What is required →
The records below need retyping in full; give them again exactly.

Extracted material →
=== Begin Enclosure ===

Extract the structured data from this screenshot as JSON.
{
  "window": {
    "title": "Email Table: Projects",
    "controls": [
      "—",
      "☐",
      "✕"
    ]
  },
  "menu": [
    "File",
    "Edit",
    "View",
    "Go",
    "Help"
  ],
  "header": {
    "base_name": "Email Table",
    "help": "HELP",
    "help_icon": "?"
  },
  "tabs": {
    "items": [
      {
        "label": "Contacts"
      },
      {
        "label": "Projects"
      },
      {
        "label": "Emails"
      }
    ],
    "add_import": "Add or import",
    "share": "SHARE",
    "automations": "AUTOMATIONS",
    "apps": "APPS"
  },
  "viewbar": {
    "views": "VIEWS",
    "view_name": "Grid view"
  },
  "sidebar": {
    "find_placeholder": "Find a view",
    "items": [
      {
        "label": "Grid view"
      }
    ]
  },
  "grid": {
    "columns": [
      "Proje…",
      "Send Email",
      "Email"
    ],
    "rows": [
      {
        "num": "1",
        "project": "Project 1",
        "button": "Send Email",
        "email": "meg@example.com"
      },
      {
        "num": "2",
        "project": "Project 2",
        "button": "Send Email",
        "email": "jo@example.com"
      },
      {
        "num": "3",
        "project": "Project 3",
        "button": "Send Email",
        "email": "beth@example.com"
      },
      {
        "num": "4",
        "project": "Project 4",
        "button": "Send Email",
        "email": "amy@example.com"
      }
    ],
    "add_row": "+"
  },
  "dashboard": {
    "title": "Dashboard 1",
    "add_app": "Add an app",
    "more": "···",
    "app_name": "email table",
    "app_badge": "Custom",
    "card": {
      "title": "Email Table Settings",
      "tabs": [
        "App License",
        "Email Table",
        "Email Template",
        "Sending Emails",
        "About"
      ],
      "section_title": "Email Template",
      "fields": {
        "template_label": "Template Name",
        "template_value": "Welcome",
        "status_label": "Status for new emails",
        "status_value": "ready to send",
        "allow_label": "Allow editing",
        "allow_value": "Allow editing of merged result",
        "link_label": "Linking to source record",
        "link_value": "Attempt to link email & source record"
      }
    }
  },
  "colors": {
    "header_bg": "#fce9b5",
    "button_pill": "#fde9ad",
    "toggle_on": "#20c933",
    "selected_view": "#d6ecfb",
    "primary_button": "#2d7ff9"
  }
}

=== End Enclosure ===

Solution to this exercise →
Extract the structured data from this screenshot as JSON.
{
  "window": {
    "title": "Email Table: Projects",
    "controls": [
      "—",
      "☐",
      "✕"
    ]
  },
  "menu": [
    "File",
    "Edit",
    "View",
    "Go",
    "Help"
  ],
  "header": {
    "base_name": "Email Table",
    "help": "HELP",
    "help_icon": "?"
  },
  "tabs": {
    "items": [
      {
        "label": "Contacts"
      },
      {
        "label": "Projects"
      },
      {
        "label": "Emails"
      }
    ],
    "add_import": "Add or import",
    "share": "SHARE",
    "automations": "AUTOMATIONS",
    "apps": "APPS"
  },
  "viewbar": {
    "views": "VIEWS",
    "view_name": "Grid view"
  },
  "sidebar": {
    "find_placeholder": "Find a view",
    "items": [
      {
        "label": "Grid view"
      }
    ]
  },
  "grid": {
    "columns": [
      "Proje…",
      "Send Email",
      "Email"
    ],
    "rows": [
      {
        "num": "1",
        "project": "Project 1",
        "button": "Send Email",
        "email": "meg@example.com"
      },
      {
        "num": "2",
        "project": "Project 2",
        "button": "Send Email",
        "email": "jo@example.com"
      },
      {
        "num": "3",
        "project": "Project 3",
        "button": "Send Email",
        "email": "beth@example.com"
      },
      {
        "num": "4",
        "project": "Project 4",
        "button": "Send Email",
        "email": "amy@example.com"
      }
    ],
    "add_row": "+"
  },
  "dashboard": {
    "title": "Dashboard 1",
    "add_app": "Add an app",
    "more": "···",
    "app_name": "email table",
    "app_badge": "Custom",
    "card": {
      "title": "Email Table Settings",
      "tabs": [
        "App License",
        "Email Table",
        "Email Template",
        "Sending Emails",
        "About"
      ],
      "section_title": "Email Template",
      "fields": {
        "template_label": "Template Name",
        "template_value": "Welcome",
        "status_label": "Status for new emails",
        "status_value": "ready to send",
        "allow_label": "Allow editing",
        "allow_value": "Allow editing of merged result",
        "link_label": "Linking to source record",
        "link_value": "Attempt to link email & source record"
      }
    }
  },
  "colors": {
    "header_bg": "#fce9b5",
    "button_pill": "#fde9ad",
    "toggle_on": "#20c933",
    "selected_view": "#d6ecfb",
    "primary_button": "#2d7ff9"
  }
}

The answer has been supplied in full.